* _Task inputs_:
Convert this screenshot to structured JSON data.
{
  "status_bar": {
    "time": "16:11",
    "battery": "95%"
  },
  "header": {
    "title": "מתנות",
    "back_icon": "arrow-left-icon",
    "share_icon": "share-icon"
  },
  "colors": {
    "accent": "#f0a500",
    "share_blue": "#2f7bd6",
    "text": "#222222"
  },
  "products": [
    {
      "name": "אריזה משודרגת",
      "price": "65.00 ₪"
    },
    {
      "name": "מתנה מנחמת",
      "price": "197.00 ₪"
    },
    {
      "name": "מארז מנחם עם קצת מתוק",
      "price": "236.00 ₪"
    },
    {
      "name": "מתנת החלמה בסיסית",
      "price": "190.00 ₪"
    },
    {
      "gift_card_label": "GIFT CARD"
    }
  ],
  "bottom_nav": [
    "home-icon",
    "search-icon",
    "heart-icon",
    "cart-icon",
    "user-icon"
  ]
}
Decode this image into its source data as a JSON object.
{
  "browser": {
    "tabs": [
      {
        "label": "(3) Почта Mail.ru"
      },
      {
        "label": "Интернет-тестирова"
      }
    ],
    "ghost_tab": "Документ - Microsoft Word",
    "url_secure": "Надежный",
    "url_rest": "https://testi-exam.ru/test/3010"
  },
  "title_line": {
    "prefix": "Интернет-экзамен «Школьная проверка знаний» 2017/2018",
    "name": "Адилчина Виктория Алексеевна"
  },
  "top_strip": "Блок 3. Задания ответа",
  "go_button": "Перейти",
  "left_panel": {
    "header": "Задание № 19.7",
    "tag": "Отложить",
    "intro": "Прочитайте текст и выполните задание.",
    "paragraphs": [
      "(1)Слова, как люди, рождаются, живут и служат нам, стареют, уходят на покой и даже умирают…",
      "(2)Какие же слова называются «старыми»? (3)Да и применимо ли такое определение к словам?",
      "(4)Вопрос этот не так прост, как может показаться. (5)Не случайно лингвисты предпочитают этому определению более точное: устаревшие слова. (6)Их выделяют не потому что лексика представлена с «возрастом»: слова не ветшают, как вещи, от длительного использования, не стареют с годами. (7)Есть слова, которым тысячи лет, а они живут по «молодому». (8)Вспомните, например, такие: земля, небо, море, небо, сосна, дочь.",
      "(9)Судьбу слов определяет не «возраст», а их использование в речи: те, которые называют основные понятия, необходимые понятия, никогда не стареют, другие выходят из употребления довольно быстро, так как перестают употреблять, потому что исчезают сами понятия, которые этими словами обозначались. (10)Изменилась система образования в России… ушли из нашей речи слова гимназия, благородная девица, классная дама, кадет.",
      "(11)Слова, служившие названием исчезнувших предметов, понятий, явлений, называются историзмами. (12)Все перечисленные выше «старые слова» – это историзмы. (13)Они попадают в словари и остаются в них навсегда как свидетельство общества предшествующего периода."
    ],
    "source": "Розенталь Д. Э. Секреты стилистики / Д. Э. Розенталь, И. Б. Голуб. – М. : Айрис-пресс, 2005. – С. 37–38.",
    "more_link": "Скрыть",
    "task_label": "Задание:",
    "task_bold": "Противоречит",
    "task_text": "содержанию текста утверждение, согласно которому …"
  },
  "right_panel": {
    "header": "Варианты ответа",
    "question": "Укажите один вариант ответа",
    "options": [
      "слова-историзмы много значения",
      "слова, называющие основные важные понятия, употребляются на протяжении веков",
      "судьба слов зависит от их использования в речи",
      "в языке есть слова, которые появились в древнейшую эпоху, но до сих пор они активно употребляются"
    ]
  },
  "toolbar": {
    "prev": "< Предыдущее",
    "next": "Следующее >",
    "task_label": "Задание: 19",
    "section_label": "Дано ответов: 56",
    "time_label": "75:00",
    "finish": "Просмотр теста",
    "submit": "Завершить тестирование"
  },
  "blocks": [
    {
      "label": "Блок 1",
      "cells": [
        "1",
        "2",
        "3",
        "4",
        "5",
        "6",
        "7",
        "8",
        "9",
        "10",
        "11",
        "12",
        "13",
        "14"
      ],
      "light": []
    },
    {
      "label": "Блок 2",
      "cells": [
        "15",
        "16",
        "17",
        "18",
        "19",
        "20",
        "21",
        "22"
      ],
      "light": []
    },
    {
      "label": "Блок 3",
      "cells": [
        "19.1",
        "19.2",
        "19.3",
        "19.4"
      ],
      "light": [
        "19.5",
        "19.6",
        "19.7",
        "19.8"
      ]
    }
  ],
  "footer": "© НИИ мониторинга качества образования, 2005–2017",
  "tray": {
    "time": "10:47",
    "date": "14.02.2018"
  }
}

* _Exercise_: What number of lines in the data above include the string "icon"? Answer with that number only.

* _Solution to the problem_: 7